[American, fl. 2001, Biola University, California]

2001 Universals
Ch.1 p.1 The traditional problem of universals centres on the "One over Many", which is the unity of natural classes
Ch.1 p.1 Evidence for universals can be found in language, communication, natural laws, classification and ideals
Ch.1 p.2 If properties are universals, what distinguishes two things which have identical properties?
Ch.1 p.6 Maybe universals are real, if properties themselves have properties, and relate to other properties
Ch.1 p.7 One realism is one-over-many, which may be the model/copy view, which has the Third Man problem
Ch.1 p.9 The One-In-Many view says universals have abstract existence, but exist in particulars
Ch.2 p.26 It is always open to a philosopher to claim that some entity or other is unanalysable
Ch.2 p.27 Epistemological Ockham's Razor demands good reasons, but the ontological version says reality is simple
Ch.2 p.29 There can be predicates with no property, and there are properties with no predicate
Ch.2 p.35 Unlike Class Nominalism, Resemblance Nominalism can distinguish natural from unnatural classes
Ch.2 p.49 Moderate nominalism attempts to embrace the existence of properties while avoiding universals
Ch.3 p.53 Abstractions are formed by the mind when it concentrates on some, but not all, the features of a thing

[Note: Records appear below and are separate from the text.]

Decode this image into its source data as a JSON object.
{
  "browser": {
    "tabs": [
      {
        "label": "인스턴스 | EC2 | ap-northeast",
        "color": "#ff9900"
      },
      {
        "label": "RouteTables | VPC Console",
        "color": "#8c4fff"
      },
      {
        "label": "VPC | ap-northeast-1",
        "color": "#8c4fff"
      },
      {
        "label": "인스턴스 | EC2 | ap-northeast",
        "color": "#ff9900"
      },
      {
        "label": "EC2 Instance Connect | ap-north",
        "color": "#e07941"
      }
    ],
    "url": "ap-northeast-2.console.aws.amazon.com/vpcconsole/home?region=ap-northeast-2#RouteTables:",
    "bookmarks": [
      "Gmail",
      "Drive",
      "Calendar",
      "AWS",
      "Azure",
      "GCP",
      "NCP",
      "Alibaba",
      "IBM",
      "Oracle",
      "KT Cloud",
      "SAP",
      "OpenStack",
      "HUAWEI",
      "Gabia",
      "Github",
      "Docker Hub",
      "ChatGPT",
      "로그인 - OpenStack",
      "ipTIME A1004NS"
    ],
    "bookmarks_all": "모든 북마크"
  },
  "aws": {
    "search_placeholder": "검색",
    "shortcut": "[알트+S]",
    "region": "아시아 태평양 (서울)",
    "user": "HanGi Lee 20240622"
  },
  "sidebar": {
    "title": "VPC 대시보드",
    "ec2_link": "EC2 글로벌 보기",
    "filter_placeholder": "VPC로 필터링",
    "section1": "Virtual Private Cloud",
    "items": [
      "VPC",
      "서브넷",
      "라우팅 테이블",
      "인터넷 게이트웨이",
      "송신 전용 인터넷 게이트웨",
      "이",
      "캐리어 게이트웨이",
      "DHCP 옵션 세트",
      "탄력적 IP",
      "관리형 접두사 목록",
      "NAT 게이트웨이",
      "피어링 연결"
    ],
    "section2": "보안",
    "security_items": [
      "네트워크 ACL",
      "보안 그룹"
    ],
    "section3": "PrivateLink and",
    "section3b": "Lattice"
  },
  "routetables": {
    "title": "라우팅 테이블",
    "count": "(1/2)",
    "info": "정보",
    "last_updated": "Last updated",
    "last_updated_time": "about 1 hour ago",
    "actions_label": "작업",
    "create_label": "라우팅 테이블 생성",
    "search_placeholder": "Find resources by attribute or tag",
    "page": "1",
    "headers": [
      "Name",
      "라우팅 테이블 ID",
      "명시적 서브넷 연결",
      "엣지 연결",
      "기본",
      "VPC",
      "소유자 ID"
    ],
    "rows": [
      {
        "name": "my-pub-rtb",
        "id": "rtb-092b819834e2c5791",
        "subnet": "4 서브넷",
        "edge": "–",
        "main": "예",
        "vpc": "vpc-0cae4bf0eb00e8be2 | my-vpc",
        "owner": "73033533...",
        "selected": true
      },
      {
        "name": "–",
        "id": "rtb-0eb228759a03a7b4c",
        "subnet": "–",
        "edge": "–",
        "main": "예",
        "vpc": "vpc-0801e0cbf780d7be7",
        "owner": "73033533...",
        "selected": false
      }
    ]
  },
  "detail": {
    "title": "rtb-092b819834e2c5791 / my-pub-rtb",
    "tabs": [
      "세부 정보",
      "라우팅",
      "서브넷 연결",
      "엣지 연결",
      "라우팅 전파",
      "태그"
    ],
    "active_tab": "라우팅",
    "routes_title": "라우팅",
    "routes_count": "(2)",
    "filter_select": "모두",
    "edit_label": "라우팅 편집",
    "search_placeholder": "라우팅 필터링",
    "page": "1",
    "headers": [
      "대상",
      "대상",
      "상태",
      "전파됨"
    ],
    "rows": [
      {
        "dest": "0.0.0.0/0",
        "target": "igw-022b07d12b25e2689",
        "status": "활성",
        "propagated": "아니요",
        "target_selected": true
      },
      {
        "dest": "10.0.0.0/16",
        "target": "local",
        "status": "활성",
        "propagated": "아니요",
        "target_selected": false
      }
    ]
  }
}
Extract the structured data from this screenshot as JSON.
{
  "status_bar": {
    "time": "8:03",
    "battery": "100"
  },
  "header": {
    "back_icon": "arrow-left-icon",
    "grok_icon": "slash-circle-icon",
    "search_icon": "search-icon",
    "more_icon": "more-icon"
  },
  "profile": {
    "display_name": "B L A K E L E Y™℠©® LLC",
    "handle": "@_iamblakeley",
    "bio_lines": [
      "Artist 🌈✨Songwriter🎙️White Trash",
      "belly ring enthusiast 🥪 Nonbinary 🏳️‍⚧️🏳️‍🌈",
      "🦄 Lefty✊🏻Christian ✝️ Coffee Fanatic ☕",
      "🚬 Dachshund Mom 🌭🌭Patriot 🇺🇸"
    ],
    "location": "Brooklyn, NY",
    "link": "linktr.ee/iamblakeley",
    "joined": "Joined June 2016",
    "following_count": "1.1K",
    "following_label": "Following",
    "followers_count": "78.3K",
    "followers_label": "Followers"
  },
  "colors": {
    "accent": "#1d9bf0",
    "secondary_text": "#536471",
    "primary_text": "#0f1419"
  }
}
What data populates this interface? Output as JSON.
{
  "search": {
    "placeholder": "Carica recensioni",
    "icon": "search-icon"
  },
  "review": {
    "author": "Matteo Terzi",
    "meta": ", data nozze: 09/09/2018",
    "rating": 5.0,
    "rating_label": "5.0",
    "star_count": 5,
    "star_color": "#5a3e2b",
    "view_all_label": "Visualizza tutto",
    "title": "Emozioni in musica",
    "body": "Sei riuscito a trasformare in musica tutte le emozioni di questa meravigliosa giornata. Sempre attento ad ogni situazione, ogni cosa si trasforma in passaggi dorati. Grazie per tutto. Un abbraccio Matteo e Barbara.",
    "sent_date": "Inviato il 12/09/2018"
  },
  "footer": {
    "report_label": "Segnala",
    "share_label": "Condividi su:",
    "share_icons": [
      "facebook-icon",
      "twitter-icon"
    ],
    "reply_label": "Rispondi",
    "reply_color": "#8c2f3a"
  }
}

Ch.3 p.53 Tropes are like Hume's 'impressions', conceived as real rather than as ideal
Ch.3 p.65 A colour-trope cannot be simple (as required), because it is spread in space, and so it is complex
Ch.3 p.72 In 'four colours were used in the decoration', colours appear to be universals, not tropes
Ch.4 p.74 Realists see properties as universals, which are single abstract entities which are multiply exemplifiable
Ch.4 p.89 How could 'being even', or 'being a father', or a musical interval, exist naturally in space?
Ch.4 p.89 A naturalist and realist about universals is forced to say redness can be both moving and stationary
Ch.4 p.90 There are spatial facts about red particulars, but not about redness itself
Ch.6 p.116 We should abandon the concept of a property since (unlike sets) their identity conditions are unclear
Ch.6 p.131 Redness is independent of red things, can do without them, has its own properties, and has identity
Ch.6 p.133 'Presentism' is the view that only the present moment exists
Ch.6 p.135 Existence theories must match experience, possibility, logic and knowledge, and not be self-defeating
Ch.7 p.142 Most philosophers think that the identity of indiscernibles is false